As we wind up for our Christmas break (until Wednesday 3rd January) we’re reflecting on what an action-packed year 2017 has been for us. We’re not very good at shouting about our successes, but our colleagues and stakeholders at the University, in the city council and in the community often comment on how much we achieve for such a small team.
So, in the spirit of giving ourselves a well-deserved pat on the back, here are our 2017 highlights:
Christmas is almost upon us and since the good folk at Archives+ digitised our Christmas card collection in preparation for their Christmas extravaganza I can share the whole series with you here on the blog! Isn’t Christmas around the world … Continue reading →
On Saturday, Central Library hosted their annual Christmas Extravaganza. This event is the start of the festive season for many local residents as one comment from the day suggests, ‘Choirs in the library and meeting Father Christmas has become part…
Here’s a lovely festive photo from our Ann Adeyemi archive collection. It was taken in Lewis’s in Manchester in the late 1950s. It feels like Lewis’s has been gone a long time, but it only closed in 2001, before Primark opened in the building. Wikipedia tells me that Lewis’s in Liverpool was the first department store to open a Christmas grotto, back in 1879, and many Manchester and Liverpool residents remember their annual December trip to see Father Christmas there.
There’s something not thoroughly convincing about the Father Christmas in this photo – he’s a bit slim and looks like he might have borrowed that outfit from someone a size or two bigger than him.
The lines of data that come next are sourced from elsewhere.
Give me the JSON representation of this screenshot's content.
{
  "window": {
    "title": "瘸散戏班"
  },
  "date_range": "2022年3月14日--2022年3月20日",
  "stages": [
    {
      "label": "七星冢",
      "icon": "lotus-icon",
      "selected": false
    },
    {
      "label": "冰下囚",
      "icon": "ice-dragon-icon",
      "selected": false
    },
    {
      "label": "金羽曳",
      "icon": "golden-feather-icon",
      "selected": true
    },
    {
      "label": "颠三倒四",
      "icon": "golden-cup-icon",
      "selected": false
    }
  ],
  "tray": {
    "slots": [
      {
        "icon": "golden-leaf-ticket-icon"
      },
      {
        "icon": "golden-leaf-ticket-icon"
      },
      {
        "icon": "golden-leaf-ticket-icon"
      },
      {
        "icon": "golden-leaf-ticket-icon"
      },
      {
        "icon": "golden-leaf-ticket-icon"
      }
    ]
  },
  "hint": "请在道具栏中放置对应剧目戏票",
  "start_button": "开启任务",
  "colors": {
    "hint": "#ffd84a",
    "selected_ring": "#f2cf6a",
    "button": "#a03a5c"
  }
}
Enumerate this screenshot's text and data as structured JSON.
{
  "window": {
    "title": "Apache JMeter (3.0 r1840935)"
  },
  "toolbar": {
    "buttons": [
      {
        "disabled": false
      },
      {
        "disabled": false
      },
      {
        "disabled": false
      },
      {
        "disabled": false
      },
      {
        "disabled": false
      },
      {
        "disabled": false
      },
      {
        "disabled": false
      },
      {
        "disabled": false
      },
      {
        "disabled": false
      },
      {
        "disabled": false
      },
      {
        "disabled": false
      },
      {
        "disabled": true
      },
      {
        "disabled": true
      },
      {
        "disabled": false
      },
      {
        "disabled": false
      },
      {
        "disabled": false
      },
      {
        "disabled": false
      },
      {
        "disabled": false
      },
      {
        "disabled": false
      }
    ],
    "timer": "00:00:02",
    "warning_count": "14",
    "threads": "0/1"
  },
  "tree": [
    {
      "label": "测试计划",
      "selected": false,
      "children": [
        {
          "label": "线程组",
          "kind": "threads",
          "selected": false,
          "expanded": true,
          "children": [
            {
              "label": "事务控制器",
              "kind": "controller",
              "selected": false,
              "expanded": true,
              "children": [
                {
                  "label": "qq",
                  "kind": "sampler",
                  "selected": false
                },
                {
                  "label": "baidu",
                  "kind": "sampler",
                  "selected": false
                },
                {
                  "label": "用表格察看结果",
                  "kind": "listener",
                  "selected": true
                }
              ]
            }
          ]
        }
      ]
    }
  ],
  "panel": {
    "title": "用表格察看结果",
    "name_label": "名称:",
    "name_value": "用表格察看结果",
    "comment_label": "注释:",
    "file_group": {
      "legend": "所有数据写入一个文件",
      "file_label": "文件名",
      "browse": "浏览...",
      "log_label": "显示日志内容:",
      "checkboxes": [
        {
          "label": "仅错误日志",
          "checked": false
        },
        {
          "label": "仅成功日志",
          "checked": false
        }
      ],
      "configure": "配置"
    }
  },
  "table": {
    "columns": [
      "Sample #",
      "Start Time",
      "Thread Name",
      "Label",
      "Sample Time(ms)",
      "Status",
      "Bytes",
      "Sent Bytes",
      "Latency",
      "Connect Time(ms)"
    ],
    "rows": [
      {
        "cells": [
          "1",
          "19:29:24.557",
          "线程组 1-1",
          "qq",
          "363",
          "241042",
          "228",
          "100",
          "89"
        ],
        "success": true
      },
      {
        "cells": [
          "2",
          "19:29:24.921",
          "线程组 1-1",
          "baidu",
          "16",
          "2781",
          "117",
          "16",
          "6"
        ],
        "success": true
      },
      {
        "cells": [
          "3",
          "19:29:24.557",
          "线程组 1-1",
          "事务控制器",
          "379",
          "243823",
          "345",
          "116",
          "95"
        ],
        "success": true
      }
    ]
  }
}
Ann has a bit of a knowing look, I think perhaps she wasn’t convinced either.
Ann Adeyemi is living proof that Black people lived in Manchester well before the 1950s. Her grandmother was White Irish and came to Manchester at the start of the 20th Century, her grandfather was Black Liberian. Ann’s mixed race mother Mary was born in Salford in 1920 and grew up in Manchester. She married James, a Black merchant seaman from West Africa. Ann was born in Cheetham Hill in 1951 and grew up in Middleton. Ann herself has had a fascinating life, involved in education, anti-racism work and theatre. Here at the Centre we have an extensive collection of photos and memorabilia that Ann has donated, as well as oral history interviews that document her wonderful life.
Seasons greetings from us all at AIU Race Relations Resource Centre – see you in 2014!